Work instruction:
What is needed is an exact copy of the data that follows.

[[ Data extracts, beginning ]]

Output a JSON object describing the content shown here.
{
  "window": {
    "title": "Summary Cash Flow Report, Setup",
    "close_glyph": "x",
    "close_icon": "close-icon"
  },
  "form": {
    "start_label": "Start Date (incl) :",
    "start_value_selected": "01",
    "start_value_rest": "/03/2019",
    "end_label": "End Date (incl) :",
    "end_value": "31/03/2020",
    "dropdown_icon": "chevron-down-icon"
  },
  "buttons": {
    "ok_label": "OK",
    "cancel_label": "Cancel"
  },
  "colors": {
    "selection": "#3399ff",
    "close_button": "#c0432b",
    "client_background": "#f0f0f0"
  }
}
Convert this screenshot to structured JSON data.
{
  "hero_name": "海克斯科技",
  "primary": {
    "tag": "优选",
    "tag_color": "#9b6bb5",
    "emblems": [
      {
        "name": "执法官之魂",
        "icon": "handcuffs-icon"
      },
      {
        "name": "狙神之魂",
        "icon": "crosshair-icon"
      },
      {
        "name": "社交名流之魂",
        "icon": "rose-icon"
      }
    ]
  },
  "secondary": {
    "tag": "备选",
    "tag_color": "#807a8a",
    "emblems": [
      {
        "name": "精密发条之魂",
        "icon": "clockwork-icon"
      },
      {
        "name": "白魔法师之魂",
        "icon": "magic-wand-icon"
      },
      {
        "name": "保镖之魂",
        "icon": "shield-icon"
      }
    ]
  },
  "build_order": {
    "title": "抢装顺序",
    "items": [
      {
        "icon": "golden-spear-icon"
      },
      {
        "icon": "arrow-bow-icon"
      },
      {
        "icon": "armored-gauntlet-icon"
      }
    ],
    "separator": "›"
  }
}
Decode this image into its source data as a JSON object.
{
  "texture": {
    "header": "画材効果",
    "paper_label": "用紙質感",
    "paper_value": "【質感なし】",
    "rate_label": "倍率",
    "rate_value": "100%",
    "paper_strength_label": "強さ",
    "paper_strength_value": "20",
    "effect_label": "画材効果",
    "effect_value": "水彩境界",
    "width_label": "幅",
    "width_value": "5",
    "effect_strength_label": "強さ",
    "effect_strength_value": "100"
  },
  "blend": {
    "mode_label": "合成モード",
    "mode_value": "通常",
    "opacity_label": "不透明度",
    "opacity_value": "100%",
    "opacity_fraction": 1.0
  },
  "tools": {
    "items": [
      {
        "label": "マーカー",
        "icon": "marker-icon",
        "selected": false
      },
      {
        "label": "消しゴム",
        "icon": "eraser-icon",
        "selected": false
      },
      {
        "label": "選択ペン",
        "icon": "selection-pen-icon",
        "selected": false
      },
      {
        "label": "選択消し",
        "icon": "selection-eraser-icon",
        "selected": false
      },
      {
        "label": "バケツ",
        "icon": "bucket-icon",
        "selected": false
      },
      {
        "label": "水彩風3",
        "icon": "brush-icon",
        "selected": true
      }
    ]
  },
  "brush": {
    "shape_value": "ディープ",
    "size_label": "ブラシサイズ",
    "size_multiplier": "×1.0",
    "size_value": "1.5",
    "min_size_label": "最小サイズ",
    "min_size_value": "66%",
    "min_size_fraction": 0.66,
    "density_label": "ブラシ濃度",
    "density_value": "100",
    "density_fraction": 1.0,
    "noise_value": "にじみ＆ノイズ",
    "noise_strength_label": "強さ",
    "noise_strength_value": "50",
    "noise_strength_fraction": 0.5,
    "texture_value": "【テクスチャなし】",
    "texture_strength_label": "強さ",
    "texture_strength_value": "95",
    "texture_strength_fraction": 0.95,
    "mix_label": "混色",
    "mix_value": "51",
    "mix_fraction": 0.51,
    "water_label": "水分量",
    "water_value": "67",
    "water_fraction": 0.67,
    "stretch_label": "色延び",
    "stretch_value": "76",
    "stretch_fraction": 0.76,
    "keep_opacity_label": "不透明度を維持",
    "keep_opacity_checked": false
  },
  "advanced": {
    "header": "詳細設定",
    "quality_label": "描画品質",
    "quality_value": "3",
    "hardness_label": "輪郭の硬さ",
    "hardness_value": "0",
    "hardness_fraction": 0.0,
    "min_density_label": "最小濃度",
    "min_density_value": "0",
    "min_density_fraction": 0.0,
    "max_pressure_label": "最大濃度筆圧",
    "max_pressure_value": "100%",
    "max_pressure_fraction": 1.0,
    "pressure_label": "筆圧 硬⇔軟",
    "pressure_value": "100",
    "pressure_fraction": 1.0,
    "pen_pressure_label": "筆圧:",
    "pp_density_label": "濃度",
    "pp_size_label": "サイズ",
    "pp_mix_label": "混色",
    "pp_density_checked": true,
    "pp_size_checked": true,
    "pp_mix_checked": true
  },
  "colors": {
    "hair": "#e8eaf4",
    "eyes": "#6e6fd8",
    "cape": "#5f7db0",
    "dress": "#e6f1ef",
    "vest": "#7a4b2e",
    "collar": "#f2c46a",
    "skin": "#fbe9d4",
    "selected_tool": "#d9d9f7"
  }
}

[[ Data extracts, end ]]

Solution to this problem:
Output a JSON object describing the content shown here.
{
  "window": {
    "title": "Summary Cash Flow Report, Setup",
    "close_glyph": "x",
    "close_icon": "close-icon"
  },
  "form": {
    "start_label": "Start Date (incl) :",
    "start_value_selected": "01",
    "start_value_rest": "/03/2019",
    "end_label": "End Date (incl) :",
    "end_value": "31/03/2020",
    "dropdown_icon": "chevron-down-icon"
  },
  "buttons": {
    "ok_label": "OK",
    "cancel_label": "Cancel"
  },
  "colors": {
    "selection": "#3399ff",
    "close_button": "#c0432b",
    "client_background": "#f0f0f0"
  }
}
Convert this screenshot to structured JSON data.
{
  "hero_name": "海克斯科技",
  "primary": {
    "tag": "优选",
    "tag_color": "#9b6bb5",
    "emblems": [
      {
        "name": "执法官之魂",
        "icon": "handcuffs-icon"
      },
      {
        "name": "狙神之魂",
        "icon": "crosshair-icon"
      },
      {
        "name": "社交名流之魂",
        "icon": "rose-icon"
      }
    ]
  },
  "secondary": {
    "tag": "备选",
    "tag_color": "#807a8a",
    "emblems": [
      {
        "name": "精密发条之魂",
        "icon": "clockwork-icon"
      },
      {
        "name": "白魔法师之魂",
        "icon": "magic-wand-icon"
      },
      {
        "name": "保镖之魂",
        "icon": "shield-icon"
      }
    ]
  },
  "build_order": {
    "title": "抢装顺序",
    "items": [
      {
        "icon": "golden-spear-icon"
      },
      {
        "icon": "arrow-bow-icon"
      },
      {
        "icon": "armored-gauntlet-icon"
      }
    ],
    "separator": "›"
  }
}
Decode this image into its source data as a JSON object.
{
  "texture": {
    "header": "画材効果",
    "paper_label": "用紙質感",
    "paper_value": "【質感なし】",
    "rate_label": "倍率",
    "rate_value": "100%",
    "paper_strength_label": "強さ",
    "paper_strength_value": "20",
    "effect_label": "画材効果",
    "effect_value": "水彩境界",
    "width_label": "幅",
    "width_value": "5",
    "effect_strength_label": "強さ",
    "effect_strength_value": "100"
  },
  "blend": {
    "mode_label": "合成モード",
    "mode_value": "通常",
    "opacity_label": "不透明度",
    "opacity_value": "100%",
    "opacity_fraction": 1.0
  },
  "tools": {
    "items": [
      {
        "label": "マーカー",
        "icon": "marker-icon",
        "selected": false
      },
      {
        "label": "消しゴム",
        "icon": "eraser-icon",
        "selected": false
      },
      {
        "label": "選択ペン",
        "icon": "selection-pen-icon",
        "selected": false
      },
      {
        "label": "選択消し",
        "icon": "selection-eraser-icon",
        "selected": false
      },
      {
        "label": "バケツ",
        "icon": "bucket-icon",
        "selected": false
      },
      {
        "label": "水彩風3",
        "icon": "brush-icon",
        "selected": true
      }
    ]
  },
  "brush": {
    "shape_value": "ディープ",
    "size_label": "ブラシサイズ",
    "size_multiplier": "×1.0",
    "size_value": "1.5",
    "min_size_label": "最小サイズ",
    "min_size_value": "66%",
    "min_size_fraction": 0.66,
    "density_label": "ブラシ濃度",
    "density_value": "100",
    "density_fraction": 1.0,
    "noise_value": "にじみ＆ノイズ",
    "noise_strength_label": "強さ",
    "noise_strength_value": "50",
    "noise_strength_fraction": 0.5,
    "texture_value": "【テクスチャなし】",
    "texture_strength_label": "強さ",
    "texture_strength_value": "95",
    "texture_strength_fraction": 0.95,
    "mix_label": "混色",
    "mix_value": "51",
    "mix_fraction": 0.51,
    "water_label": "水分量",
    "water_value": "67",
    "water_fraction": 0.67,
    "stretch_label": "色延び",
    "stretch_value": "76",
    "stretch_fraction": 0.76,
    "keep_opacity_label": "不透明度を維持",
    "keep_opacity_checked": false
  },
  "advanced": {
    "header": "詳細設定",
    "quality_label": "描画品質",
    "quality_value": "3",
    "hardness_label": "輪郭の硬さ",
    "hardness_value": "0",
    "hardness_fraction": 0.0,
    "min_density_label": "最小濃度",
    "min_density_value": "0",
    "min_density_fraction": 0.0,
    "max_pressure_label": "最大濃度筆圧",
    "max_pressure_value": "100%",
    "max_pressure_fraction": 1.0,
    "pressure_label": "筆圧 硬⇔軟",
    "pressure_value": "100",
    "pressure_fraction": 1.0,
    "pen_pressure_label": "筆圧:",
    "pp_density_label": "濃度",
    "pp_size_label": "サイズ",
    "pp_mix_label": "混色",
    "pp_density_checked": true,
    "pp_size_checked": true,
    "pp_mix_checked": true
  },
  "colors": {
    "hair": "#e8eaf4",
    "eyes": "#6e6fd8",
    "cape": "#5f7db0",
    "dress": "#e6f1ef",
    "vest": "#7a4b2e",
    "collar": "#f2c46a",
    "skin": "#fbe9d4",
    "selected_tool": "#d9d9f7"
  }
}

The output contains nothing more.